In the online magazine COLOSSAL we can always find interesting references to very special artists. But not all of them are on such a high level as the painter Julio Anaya Cabanding from Malaga, recently described in a magazine article, who presents his trompe l’oeil replicas as if framed in the open air.
COLOSSAL writes about him: Cabanding “paints well-known masterpieces in unsuspecting public places to create captivating trompe l’oeil interventions. The classic scenes and their ornate frames are hand-painted on unlikely backdrops such as graffiti-filled walls, crumbling buildings, and slabs of stones by the sea. These decrepit locations are chosen on purpose, as Anaya Cabanding seeks a distinct contrast to the pristine halls of traditional art museums. “These places are inhospitable, decadent, and inappropriate to receive such a valuable object,” he explains to Colossal. “Opposite of what a museum is.”
Anaya Cabanding symbolically “steals” the works of art, presenting them in locations that are abandoned, peripheral, or difficult to access. To create each work he first outlines his replica in spray paint, and then meticulously fills in the details in acrylic paint. The practice evolved from his art education at the University of Fine Arts in Malaga where he developed an interest in site-specific works and traditional trompe l’oeil. It was at the encouragement of his graffiti-writing friend Imon Boy that he first moved his work from the studio to the street. “I really liked the result and the relationship between the trompe l’oeil painting and the environment, so I decided to continue doing that,” he recounts of his initial experience.

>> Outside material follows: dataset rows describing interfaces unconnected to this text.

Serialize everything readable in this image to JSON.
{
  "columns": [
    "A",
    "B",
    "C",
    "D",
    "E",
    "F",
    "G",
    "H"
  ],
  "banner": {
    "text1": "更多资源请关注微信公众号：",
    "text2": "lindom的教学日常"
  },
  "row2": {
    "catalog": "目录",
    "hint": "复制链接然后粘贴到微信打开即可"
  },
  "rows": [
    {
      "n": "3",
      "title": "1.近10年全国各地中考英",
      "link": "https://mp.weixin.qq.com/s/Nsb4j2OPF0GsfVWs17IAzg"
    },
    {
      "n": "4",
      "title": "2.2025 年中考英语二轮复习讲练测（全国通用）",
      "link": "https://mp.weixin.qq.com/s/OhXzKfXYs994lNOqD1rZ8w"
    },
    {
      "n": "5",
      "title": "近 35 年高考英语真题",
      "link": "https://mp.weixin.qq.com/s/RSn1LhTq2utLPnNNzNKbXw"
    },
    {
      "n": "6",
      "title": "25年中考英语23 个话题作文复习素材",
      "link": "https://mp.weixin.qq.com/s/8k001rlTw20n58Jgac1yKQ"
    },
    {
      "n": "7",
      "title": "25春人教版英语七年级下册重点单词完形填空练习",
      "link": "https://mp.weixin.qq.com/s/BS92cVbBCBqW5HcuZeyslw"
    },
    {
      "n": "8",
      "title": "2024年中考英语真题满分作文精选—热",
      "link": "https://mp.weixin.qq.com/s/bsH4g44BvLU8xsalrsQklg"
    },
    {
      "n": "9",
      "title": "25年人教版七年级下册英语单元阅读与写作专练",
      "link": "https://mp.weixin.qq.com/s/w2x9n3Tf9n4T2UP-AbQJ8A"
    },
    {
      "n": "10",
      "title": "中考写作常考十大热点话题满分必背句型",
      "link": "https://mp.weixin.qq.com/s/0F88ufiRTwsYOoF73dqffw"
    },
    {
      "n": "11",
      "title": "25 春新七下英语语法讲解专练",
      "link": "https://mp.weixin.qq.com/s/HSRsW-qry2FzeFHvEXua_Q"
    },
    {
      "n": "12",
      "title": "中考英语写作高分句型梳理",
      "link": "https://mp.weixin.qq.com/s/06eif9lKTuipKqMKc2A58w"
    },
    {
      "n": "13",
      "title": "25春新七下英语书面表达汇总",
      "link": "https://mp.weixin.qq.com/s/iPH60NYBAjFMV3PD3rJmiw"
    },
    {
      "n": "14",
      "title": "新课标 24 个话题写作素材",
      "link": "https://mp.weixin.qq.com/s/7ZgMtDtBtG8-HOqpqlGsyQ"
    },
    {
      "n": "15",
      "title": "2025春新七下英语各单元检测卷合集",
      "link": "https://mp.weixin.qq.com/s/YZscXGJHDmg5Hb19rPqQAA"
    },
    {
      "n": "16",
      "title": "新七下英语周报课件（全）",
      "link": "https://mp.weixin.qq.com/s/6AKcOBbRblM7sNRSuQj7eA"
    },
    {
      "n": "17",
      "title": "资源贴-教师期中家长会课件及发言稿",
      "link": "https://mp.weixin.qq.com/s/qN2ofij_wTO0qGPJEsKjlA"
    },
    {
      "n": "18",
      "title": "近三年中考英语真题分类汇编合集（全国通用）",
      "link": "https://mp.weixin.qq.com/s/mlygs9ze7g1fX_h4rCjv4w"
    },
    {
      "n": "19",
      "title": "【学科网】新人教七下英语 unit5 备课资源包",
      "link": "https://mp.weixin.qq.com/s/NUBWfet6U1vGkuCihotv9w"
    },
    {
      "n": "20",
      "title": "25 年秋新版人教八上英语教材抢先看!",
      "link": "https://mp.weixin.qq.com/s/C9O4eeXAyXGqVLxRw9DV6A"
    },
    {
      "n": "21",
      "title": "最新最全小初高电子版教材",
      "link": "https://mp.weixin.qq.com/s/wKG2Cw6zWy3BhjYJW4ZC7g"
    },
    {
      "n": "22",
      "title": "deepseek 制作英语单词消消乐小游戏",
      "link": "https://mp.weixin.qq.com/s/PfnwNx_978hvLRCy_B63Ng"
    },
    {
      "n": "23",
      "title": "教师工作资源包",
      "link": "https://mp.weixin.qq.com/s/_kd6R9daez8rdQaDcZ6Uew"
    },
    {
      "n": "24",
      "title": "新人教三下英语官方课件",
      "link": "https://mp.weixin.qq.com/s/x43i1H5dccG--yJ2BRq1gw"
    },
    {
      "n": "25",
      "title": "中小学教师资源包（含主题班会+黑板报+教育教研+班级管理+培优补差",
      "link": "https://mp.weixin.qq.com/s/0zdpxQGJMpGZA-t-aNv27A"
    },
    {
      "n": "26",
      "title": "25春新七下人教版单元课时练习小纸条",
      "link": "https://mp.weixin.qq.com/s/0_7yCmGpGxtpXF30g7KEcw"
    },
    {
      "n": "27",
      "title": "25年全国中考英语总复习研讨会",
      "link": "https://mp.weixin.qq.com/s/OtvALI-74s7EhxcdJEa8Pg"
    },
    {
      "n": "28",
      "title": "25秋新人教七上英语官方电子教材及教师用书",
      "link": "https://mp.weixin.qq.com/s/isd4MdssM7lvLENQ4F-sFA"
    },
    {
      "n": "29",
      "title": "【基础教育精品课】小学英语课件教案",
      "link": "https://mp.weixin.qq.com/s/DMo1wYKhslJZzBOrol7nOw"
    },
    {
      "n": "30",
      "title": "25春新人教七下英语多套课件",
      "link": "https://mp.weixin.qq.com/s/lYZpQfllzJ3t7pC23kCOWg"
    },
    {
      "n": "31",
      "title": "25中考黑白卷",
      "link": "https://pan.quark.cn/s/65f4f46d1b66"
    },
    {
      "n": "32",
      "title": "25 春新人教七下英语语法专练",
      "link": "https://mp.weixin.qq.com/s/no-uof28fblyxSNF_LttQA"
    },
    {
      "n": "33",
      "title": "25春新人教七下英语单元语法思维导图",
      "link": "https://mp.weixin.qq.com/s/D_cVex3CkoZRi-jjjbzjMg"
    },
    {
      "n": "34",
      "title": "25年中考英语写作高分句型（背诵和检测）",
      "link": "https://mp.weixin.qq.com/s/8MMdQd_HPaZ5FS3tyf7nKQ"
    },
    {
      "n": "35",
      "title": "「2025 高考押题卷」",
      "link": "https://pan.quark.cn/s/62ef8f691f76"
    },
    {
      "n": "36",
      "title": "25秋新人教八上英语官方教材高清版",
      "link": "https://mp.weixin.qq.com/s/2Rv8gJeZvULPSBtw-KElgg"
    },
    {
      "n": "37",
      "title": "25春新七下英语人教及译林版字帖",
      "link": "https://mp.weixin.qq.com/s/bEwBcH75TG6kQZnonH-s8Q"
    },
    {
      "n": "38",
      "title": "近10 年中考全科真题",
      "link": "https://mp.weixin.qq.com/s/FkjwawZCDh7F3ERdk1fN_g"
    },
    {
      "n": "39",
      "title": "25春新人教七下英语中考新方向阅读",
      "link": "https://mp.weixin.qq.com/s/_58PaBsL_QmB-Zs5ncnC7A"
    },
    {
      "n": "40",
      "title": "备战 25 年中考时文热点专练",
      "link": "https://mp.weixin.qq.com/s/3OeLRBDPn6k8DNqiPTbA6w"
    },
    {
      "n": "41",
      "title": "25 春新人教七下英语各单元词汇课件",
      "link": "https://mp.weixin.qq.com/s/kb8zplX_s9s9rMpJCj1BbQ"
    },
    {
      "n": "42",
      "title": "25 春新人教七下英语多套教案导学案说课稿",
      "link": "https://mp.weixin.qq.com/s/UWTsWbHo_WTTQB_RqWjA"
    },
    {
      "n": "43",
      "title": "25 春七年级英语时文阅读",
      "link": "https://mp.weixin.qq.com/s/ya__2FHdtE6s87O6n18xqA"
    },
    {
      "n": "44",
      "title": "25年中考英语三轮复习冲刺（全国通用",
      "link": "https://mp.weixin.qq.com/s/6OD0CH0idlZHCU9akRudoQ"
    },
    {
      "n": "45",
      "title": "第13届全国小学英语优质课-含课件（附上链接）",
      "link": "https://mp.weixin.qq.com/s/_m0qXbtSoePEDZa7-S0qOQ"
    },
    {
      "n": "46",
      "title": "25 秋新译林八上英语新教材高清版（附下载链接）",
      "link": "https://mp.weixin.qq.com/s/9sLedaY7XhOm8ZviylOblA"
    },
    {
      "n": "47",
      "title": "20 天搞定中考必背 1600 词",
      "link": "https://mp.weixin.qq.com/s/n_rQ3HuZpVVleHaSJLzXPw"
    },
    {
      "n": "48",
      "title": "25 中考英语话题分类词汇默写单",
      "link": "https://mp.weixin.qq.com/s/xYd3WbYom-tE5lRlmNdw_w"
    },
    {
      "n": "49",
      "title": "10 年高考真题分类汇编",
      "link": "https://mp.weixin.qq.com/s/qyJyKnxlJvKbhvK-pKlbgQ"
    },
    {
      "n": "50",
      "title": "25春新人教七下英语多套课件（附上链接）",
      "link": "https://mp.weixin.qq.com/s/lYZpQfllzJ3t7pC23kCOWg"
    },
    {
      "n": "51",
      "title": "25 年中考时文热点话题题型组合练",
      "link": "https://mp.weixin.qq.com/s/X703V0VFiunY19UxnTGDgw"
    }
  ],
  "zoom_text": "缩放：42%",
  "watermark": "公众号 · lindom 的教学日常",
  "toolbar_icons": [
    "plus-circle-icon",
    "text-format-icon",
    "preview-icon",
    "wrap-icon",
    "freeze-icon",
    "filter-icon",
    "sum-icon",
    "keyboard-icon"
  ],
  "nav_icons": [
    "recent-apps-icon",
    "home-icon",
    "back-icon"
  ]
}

His interventions are so meticulously rendered that people often think they are Photoshopped, or mistake them for the original paintings. “A year ago I painted two paintings by Lucian Freud… in an exhibition with colleagues from the university,” he says. “When talking to one of their mothers one week later, a colleague realized she still thought she had seen two real paintings.”